It is clear that E. coli O157:H7 is prevalent in small ruminants (sheep and goats) and that groups of these animals may act as effective reservoirs for this important zoonotic pathogen. Much has been revealed about the pathobiology of E. coli O157:H7 in cattle, including an LEE-dependent tropism for lymphoid tissue at the terminal rectum. This precise tropism has not been observed in small ruminants, but it is evident that colonization and persistence of sheep and goats is influenced by the LEE-encoded secretion system. Localization of E. coli O157:H7 has been observed at the ovine recto-anal mucosa, albeit intermittently. In both cattle and small ruminants, certain other secreted proteins, surface appendages, age and stress effects are suspected to influence persistence, based on in vitro studies and limited numbers of in vivo studies in laboratory and ruminant species. There are also, for small ruminants, some recent data showing that colonization is enhanced in young animals with compromised passive immunity or those experiencing coinfection with an unrelated pathogen. What is less well understood for all ruminant reservoirs is the relationship between E. coli O157:H7 and the normal gastrointestinal flora, and how this might be modulated for the development of control strategies.

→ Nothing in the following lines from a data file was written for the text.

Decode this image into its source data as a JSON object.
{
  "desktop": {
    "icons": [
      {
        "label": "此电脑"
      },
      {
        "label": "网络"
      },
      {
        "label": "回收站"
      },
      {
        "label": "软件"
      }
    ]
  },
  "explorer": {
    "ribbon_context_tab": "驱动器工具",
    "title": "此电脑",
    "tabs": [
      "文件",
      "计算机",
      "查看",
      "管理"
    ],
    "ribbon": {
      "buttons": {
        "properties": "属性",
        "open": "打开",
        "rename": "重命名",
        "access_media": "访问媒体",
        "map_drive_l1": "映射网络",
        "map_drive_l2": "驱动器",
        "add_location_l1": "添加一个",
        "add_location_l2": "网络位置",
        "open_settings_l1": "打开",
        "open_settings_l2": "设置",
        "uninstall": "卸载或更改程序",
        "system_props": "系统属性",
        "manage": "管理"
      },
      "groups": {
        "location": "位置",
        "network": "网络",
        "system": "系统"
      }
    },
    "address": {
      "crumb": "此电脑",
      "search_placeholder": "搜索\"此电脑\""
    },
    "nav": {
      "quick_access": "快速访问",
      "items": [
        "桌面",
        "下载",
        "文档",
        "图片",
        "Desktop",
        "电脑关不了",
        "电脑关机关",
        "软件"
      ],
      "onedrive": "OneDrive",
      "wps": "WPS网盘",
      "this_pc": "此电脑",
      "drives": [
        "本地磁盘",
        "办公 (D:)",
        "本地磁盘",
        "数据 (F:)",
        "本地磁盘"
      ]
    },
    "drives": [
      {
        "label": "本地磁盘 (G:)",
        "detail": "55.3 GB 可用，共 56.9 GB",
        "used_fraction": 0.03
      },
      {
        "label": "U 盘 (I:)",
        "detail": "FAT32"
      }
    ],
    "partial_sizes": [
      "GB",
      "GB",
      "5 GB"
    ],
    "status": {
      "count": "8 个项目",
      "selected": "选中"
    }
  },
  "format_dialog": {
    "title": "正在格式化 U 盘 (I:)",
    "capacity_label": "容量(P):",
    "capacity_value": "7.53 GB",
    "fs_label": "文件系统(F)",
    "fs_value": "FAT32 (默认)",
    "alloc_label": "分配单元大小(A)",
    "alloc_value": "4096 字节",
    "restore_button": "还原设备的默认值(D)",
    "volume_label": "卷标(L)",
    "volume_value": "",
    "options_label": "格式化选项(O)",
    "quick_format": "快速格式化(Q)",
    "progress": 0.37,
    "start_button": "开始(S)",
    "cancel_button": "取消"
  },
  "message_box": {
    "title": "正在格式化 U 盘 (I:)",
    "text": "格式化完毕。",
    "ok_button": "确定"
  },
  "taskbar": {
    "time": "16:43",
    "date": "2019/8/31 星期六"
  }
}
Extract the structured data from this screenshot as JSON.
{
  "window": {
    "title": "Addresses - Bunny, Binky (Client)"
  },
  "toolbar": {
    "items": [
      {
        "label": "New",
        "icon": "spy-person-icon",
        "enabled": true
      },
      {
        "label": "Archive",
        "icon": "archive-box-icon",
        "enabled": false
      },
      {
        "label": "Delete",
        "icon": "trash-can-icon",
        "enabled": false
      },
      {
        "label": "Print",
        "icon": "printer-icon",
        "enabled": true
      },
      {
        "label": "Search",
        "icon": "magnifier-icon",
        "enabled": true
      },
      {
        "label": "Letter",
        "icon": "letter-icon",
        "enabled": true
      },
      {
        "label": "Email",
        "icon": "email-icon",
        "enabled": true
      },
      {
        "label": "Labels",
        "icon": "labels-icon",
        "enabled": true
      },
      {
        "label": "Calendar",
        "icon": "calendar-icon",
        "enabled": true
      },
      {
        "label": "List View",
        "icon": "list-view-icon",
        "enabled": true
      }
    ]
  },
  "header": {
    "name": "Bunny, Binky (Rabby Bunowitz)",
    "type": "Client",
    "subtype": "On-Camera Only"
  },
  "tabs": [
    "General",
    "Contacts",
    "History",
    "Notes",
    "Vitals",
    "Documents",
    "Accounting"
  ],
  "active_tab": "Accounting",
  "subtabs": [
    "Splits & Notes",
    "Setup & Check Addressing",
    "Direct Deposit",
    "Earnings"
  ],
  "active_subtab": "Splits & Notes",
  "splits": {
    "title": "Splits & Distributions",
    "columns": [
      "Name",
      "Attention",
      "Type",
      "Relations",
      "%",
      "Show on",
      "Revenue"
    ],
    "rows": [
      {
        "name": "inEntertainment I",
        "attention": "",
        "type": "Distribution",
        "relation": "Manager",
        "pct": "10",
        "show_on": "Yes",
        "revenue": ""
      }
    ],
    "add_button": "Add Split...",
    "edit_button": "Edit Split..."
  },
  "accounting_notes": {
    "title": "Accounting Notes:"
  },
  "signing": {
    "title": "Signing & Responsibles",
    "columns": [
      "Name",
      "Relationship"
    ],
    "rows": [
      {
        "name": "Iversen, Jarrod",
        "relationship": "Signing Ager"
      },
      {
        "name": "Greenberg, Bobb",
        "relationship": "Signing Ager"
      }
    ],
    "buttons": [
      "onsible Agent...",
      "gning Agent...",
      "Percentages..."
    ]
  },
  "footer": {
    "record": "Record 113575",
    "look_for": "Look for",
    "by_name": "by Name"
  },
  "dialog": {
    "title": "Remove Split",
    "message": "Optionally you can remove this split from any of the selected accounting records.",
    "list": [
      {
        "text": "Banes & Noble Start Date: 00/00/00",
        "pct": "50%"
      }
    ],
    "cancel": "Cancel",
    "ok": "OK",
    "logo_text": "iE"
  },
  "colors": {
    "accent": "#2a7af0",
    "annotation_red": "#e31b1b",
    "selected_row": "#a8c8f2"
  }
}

Research in the field of ruminant persistence of EHEC has so far identified some important elements that may be susceptible to practical interventions for control of E. coli O157:H7. A more comprehensive understanding of the LEE- and non-LEE-encoded factors that promote effective colonization in the distal ovine gastrointestinal tract is required in order to develop and assess the appropriateness of intervention strategies for the control of E. coli O157:H7 in the field. However, unless the same experiments are performed with the same strains and mutants in different animal species, we will struggle to arrive at truly solid conclusions about differing behaviours that are host specific. It seems likely that these insights will be needed to provide more comprehensive control of these subtle pathogens.

Acknowledgements

The authors would like to thank W.A. Cooley for electron microscopy, and the UK Department for Environment, Food and Rural Affairs (DEFRA) for funding some of the work reviewed in this manuscript (Grants OZ0706, OZ0710 and OZ0713).

Ancillary